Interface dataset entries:
****************************************
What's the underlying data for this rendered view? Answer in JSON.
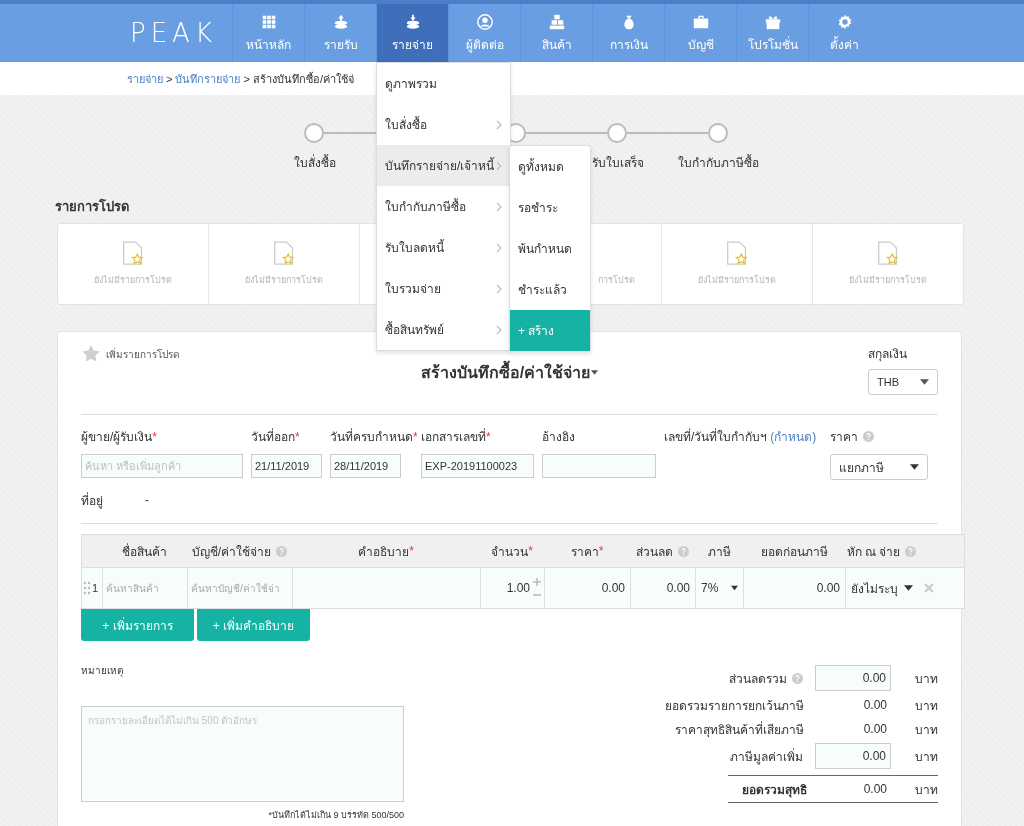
{
  "nav": {
    "logo": "PEAK",
    "items": [
      {
        "label": "หน้าหลัก",
        "selected": false
      },
      {
        "label": "รายรับ",
        "selected": false
      },
      {
        "label": "รายจ่าย",
        "selected": true
      },
      {
        "label": "ผู้ติดต่อ",
        "selected": false
      },
      {
        "label": "สินค้า",
        "selected": false
      },
      {
        "label": "การเงิน",
        "selected": false
      },
      {
        "label": "บัญชี",
        "selected": false
      },
      {
        "label": "โปรโมชั่น",
        "selected": false
      },
      {
        "label": "ตั้งค่า",
        "selected": false
      }
    ]
  },
  "breadcrumb": {
    "separator": ">",
    "items": [
      {
        "label": "รายจ่าย",
        "link": true
      },
      {
        "label": "บันทึกรายจ่าย",
        "link": true
      },
      {
        "label": "สร้างบันทึกซื้อ/ค่าใช้จ่",
        "link": false
      }
    ]
  },
  "steps": [
    {
      "kind": "labeled",
      "label": "ใบสั่งซื้อ"
    },
    {
      "kind": "hidden"
    },
    {
      "kind": "bare"
    },
    {
      "kind": "labeled",
      "label": "รับใบเสร็จ"
    },
    {
      "kind": "labeled",
      "label": "ใบกำกับภาษีซื้อ"
    }
  ],
  "favorites": {
    "title": "รายการโปรด",
    "cards": [
      {
        "kind": "text",
        "text": "ยังไม่มีรายการโปรด"
      },
      {
        "kind": "text",
        "text": "ยังไม่มีรายการโปรด"
      },
      {
        "kind": "blank"
      },
      {
        "kind": "partial",
        "text": "การโปรด"
      },
      {
        "kind": "text",
        "text": "ยังไม่มีรายการโปรด"
      },
      {
        "kind": "text",
        "text": "ยังไม่มีรายการโปรด"
      }
    ]
  },
  "menu": {
    "items": [
      {
        "label": "ดูภาพรวม",
        "has_submenu": false,
        "selected": false
      },
      {
        "label": "ใบสั่งซื้อ",
        "has_submenu": true,
        "selected": false
      },
      {
        "label": "บันทึกรายจ่าย/เจ้าหนี้",
        "has_submenu": true,
        "selected": true
      },
      {
        "label": "ใบกำกับภาษีซื้อ",
        "has_submenu": true,
        "selected": false
      },
      {
        "label": "รับใบลดหนี้",
        "has_submenu": true,
        "selected": false
      },
      {
        "label": "ใบรวมจ่าย",
        "has_submenu": true,
        "selected": false
      },
      {
        "label": "ซื้อสินทรัพย์",
        "has_submenu": true,
        "selected": false
      }
    ],
    "submenu": [
      {
        "label": "ดูทั้งหมด",
        "selected": false
      },
      {
        "label": "รอชำระ",
        "selected": false
      },
      {
        "label": "พ้นกำหนด",
        "selected": false
      },
      {
        "label": "ชำระแล้ว",
        "selected": false
      },
      {
        "label": "+ สร้าง",
        "selected": true
      }
    ]
  },
  "form": {
    "favorite": {
      "label": "เพิ่มรายการโปรด",
      "on": false
    },
    "title": "สร้างบันทึกซื้อ/ค่าใช้จ่าย",
    "currency": {
      "label": "สกุลเงิน",
      "value": "THB"
    },
    "fields": [
      {
        "kind": "input",
        "label": "ผู้ขาย/ผู้รับเงิน",
        "required_mark": "*",
        "help": false,
        "placeholder": "ค้นหา หรือเพิ่มลูกค้า"
      },
      {
        "kind": "input",
        "label": "วันที่ออก",
        "required_mark": "*",
        "help": false,
        "value": "21/11/2019"
      },
      {
        "kind": "input",
        "label": "วันที่ครบกำหนด",
        "required_mark": "*",
        "help": false,
        "value": "28/11/2019"
      },
      {
        "kind": "input",
        "label": "เอกสารเลขที่",
        "required_mark": "*",
        "help": false,
        "value": "EXP-20191100023"
      },
      {
        "kind": "input",
        "label": "อ้างอิง",
        "help": false
      },
      {
        "kind": "link",
        "label": "เลขที่/วันที่ใบกำกับฯ",
        "help": false,
        "link": "(กำหนด)"
      },
      {
        "kind": "select",
        "label": "ราคา",
        "help": true,
        "value": "แยกภาษี"
      }
    ],
    "address": {
      "label": "ที่อยู่",
      "value": "-"
    },
    "table": {
      "columns": [
        {
          "label": "ชื่อสินค้า",
          "help": false
        },
        {
          "label": "บัญชี/ค่าใช้จ่าย",
          "help": true
        },
        {
          "label": "คำอธิบาย",
          "required_mark": "*",
          "help": false
        },
        {
          "label": "จำนวน",
          "required_mark": "*",
          "help": false
        },
        {
          "label": "ราคา",
          "required_mark": "*",
          "help": false
        },
        {
          "label": "ส่วนลด",
          "help": true
        },
        {
          "label": "ภาษี",
          "help": false
        },
        {
          "label": "ยอดก่อนภาษี",
          "help": false
        },
        {
          "label": "หัก ณ จ่าย",
          "help": true
        }
      ],
      "rows": [
        {
          "index": "1",
          "product_placeholder": "ค้นหาสินค้า",
          "account_placeholder": "ค้นหาบัญชี/ค่าใช้จ่า",
          "quantity": "1.00",
          "price": "0.00",
          "discount": "0.00",
          "tax": "7%",
          "pretax": "0.00",
          "withholding": "ยังไม่ระบุ"
        }
      ]
    },
    "buttons": [
      "+ เพิ่มรายการ",
      "+ เพิ่มคำอธิบาย"
    ],
    "notes": {
      "label": "หมายเหตุ",
      "placeholder": "กรอกรายละเอียดได้ไม่เกิน 500 ตัวอักษร",
      "hint": "*บันทึกได้ไม่เกิน 9 บรรทัด 500/500"
    },
    "summary": [
      {
        "kind": "input",
        "label": "ส่วนลดรวม",
        "help": true,
        "value": "0.00",
        "unit": "บาท"
      },
      {
        "kind": "text",
        "label": "ยอดรวมรายการยกเว้นภาษี",
        "help": false,
        "value": "0.00",
        "unit": "บาท"
      },
      {
        "kind": "text",
        "label": "ราคาสุทธิสินค้าที่เสียภาษี",
        "help": false,
        "value": "0.00",
        "unit": "บาท"
      },
      {
        "kind": "input",
        "label": "ภาษีมูลค่าเพิ่ม",
        "help": false,
        "value": "0.00",
        "unit": "บาท"
      },
      {
        "kind": "total",
        "label": "ยอดรวมสุทธิ",
        "help": false,
        "value": "0.00",
        "unit": "บาท"
      }
    ]
  }
}
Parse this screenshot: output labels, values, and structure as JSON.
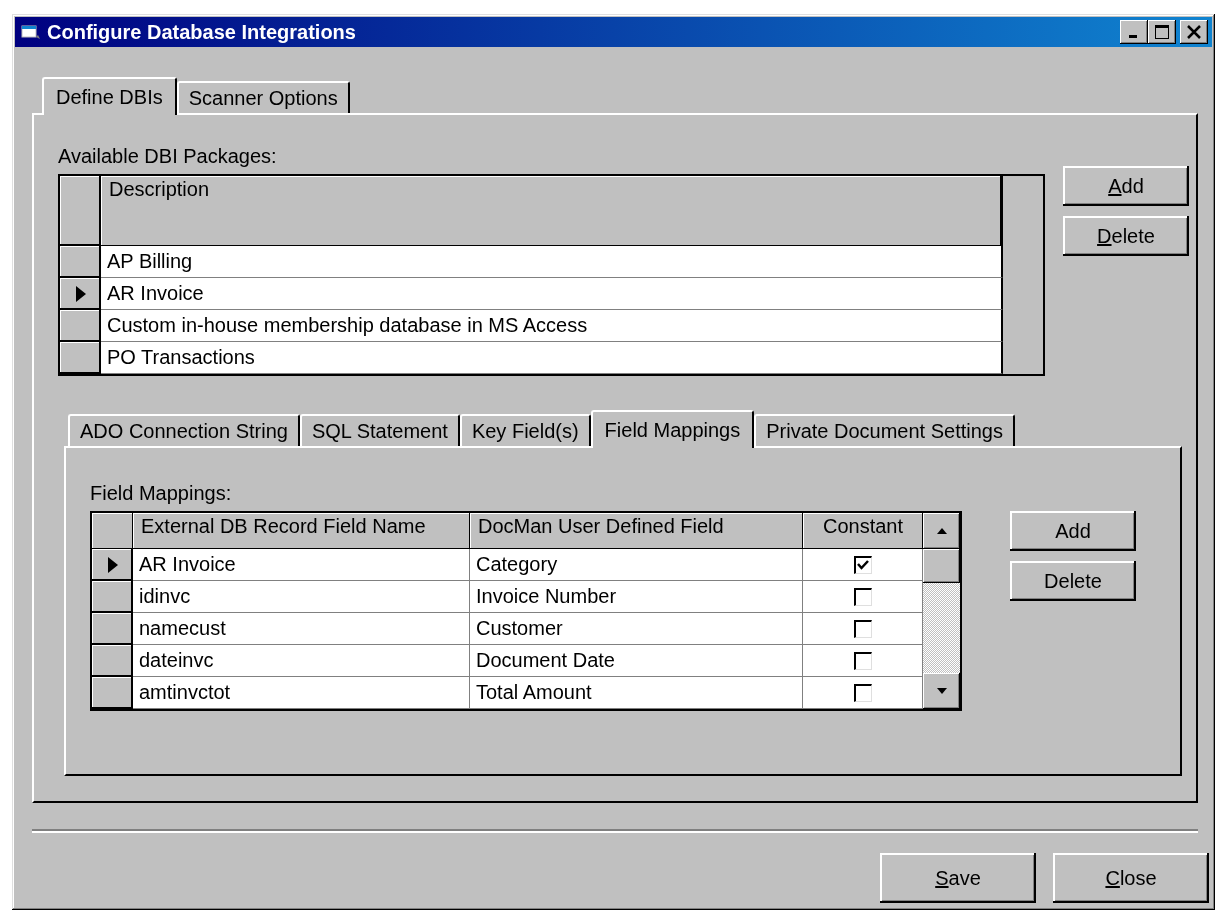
{
  "window": {
    "title": "Configure Database Integrations"
  },
  "tabs": [
    {
      "label": "Define DBIs",
      "selected": true
    },
    {
      "label": "Scanner Options",
      "selected": false
    }
  ],
  "packages": {
    "label": "Available DBI Packages:",
    "columns": [
      "Description"
    ],
    "rows": [
      {
        "description": "AP Billing",
        "current": false
      },
      {
        "description": "AR Invoice",
        "current": true
      },
      {
        "description": "Custom in-house membership database in MS Access",
        "current": false
      },
      {
        "description": "PO Transactions",
        "current": false
      }
    ],
    "buttons": [
      {
        "label": "Add",
        "mnemonic": true
      },
      {
        "label": "Delete",
        "mnemonic": true
      }
    ]
  },
  "inner_tabs": [
    {
      "label": "ADO Connection String",
      "selected": false
    },
    {
      "label": "SQL Statement",
      "selected": false
    },
    {
      "label": "Key Field(s)",
      "selected": false
    },
    {
      "label": "Field Mappings",
      "selected": true
    },
    {
      "label": "Private Document Settings",
      "selected": false
    }
  ],
  "field_mappings": {
    "label": "Field Mappings:",
    "columns": [
      "External DB Record Field Name",
      "DocMan User Defined Field",
      "Constant"
    ],
    "rows": [
      {
        "external": "AR Invoice",
        "docman": "Category",
        "constant": true,
        "current": true
      },
      {
        "external": "idinvc",
        "docman": "Invoice Number",
        "constant": false,
        "current": false
      },
      {
        "external": "namecust",
        "docman": "Customer",
        "constant": false,
        "current": false
      },
      {
        "external": "dateinvc",
        "docman": "Document Date",
        "constant": false,
        "current": false
      },
      {
        "external": "amtinvctot",
        "docman": "Total Amount",
        "constant": false,
        "current": false
      }
    ],
    "buttons": [
      {
        "label": "Add",
        "mnemonic": false
      },
      {
        "label": "Delete",
        "mnemonic": false
      }
    ]
  },
  "footer_buttons": [
    {
      "label": "Save",
      "mnemonic": true
    },
    {
      "label": "Close",
      "mnemonic": true
    }
  ]
}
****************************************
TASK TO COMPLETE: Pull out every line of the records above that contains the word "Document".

ANSWER TO THIS TASK:
      "label": "Private Document Settings",
        "docman": "Document Date",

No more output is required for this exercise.